What is hard to understand about this is that we take this post-colonial or post-modern view in a macro sense, but refuse to use it in a micro sense (even though the same critiques would still apply). Like, the critiques against enforcing one's morals upon other cultures could just as easily apply to our own cultures; in fact, the migration of peoples makes it impossible to really distinguish in any meaningful way. To say that we can have moral statements and pronouncements about our home society/countries seems to be acknowledging the nation state as a unified thing. Put more plainly, what right do I have to be angry over making being queer illegal in Montana, since that is simply a different culture than mine? Wouldn't it be similarly culturally imperialistic to make prescriptions to Montanans, just to a different degree than maybe Uganda?

Taken even more to closer view, the same critiques exist in inter-personal interactions. Someone could be raised in a different culture, and to say that my viewpoints are right and theirs need to be changed is the exact same argument that colonizers make.

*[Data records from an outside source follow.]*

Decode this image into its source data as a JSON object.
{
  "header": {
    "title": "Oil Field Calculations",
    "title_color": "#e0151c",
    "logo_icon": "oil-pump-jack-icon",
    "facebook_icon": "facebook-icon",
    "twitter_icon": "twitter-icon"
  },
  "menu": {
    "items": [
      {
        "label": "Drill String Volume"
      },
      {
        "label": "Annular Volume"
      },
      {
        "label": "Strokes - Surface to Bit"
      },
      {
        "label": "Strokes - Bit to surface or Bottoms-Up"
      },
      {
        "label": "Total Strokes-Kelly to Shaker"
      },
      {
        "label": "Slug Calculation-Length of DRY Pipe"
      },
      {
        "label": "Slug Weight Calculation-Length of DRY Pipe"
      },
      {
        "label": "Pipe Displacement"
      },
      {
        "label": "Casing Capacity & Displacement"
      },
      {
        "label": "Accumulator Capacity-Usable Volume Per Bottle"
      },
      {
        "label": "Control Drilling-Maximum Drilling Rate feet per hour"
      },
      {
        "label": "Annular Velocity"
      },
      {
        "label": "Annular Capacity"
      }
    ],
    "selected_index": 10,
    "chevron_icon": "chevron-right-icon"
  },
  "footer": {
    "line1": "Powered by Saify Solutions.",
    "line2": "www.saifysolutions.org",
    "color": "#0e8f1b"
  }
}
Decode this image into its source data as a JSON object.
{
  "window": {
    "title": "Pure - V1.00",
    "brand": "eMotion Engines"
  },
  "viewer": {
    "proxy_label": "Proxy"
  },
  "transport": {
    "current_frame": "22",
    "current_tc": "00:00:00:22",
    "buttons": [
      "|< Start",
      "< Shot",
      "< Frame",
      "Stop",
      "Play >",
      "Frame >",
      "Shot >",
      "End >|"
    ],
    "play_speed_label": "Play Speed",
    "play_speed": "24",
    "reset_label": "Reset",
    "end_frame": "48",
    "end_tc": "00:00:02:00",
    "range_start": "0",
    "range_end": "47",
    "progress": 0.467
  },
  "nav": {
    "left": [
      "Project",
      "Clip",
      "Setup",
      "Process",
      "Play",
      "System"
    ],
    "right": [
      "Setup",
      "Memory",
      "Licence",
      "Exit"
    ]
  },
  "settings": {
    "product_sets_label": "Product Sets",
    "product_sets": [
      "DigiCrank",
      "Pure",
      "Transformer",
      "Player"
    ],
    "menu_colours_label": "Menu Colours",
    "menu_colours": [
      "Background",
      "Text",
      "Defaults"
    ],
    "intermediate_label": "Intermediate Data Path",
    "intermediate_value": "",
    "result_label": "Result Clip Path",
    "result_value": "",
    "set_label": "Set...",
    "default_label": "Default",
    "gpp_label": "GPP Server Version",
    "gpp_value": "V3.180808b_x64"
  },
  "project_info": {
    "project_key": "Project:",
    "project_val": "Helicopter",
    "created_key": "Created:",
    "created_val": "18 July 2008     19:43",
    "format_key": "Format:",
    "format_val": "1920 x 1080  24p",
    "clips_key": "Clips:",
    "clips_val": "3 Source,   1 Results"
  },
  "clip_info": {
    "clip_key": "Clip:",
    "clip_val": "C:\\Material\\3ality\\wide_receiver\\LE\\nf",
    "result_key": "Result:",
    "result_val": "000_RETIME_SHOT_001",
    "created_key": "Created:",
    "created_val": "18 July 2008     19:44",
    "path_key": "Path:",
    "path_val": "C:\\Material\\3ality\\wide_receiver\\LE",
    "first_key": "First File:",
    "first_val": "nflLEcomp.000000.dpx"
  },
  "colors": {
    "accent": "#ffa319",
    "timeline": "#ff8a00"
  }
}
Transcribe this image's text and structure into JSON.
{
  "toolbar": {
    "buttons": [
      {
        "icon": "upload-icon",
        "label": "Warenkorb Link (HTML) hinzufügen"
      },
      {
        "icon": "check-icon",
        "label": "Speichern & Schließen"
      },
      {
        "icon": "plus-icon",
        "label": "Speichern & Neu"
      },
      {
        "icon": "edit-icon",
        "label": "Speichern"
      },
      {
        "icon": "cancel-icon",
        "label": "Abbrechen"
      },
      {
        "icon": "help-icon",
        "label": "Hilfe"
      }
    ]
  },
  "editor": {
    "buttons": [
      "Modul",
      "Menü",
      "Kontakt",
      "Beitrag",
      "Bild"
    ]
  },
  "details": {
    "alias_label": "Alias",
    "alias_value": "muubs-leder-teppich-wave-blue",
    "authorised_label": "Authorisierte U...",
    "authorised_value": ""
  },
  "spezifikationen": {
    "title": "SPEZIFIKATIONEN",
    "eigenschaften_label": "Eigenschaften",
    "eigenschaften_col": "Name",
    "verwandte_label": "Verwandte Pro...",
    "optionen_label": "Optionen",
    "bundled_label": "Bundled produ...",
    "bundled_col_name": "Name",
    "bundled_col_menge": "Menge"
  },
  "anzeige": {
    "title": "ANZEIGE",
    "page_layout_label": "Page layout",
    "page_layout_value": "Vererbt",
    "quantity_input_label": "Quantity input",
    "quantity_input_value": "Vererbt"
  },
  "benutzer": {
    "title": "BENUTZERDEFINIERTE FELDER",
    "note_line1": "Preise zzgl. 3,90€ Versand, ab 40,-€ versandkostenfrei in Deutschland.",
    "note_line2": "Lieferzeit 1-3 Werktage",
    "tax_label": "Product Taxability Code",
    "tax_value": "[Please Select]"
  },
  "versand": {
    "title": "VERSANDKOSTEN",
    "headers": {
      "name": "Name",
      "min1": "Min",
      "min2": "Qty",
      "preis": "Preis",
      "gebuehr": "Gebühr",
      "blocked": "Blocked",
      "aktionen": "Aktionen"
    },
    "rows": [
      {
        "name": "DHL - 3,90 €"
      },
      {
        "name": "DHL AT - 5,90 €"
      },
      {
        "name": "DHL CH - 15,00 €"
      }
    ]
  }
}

Another problem comes from the very nature of naming oppression or colonialism is in itself a value judgment of an objective nature. Although we are to believe that morality is a social construct, and not objective, somehow we are still to treat oppression as if it is objectively wrong. Which starts to raise the question: in a postmodern viewpoint, how can one actually say that colonization is bad, and decolonization good? In a framework with no objective criterion, then there is simply things that people do. To make the claim of queer theory or postcolonial theory, there seems to be a paradox: one has to maintain the objective morality (against oppression or colonialism) that is critiqued as a contributor to colonialism.

Maybe I'll write more on this. But that is what I'm kind of thinking about now: is it possible to take the tenets of a post-modernist/poststructuralist or post-colonial theory earnestly and consistently, and be able to make any claim about ethics?

1 comment:

  1. I think that there is no perfect way to reconcile the subjective and the objective, which is what it seems like you're trying to do. We have mathematics and certain absolutes that we can say are objectively true, but beyond that everything has to have a margin of error to allow for differences in perception or conceptualization.

    I could be wrong on this (am probably wrong on this) but I think that existentialism, if that's what you're getting at, sort of throws objectivity out the window and says "Just do what seems right to you because it is useless trying to find an objective reason to act". I think Sartre held opinions along those lines. So, create your own morality as well as you can and hope for the best?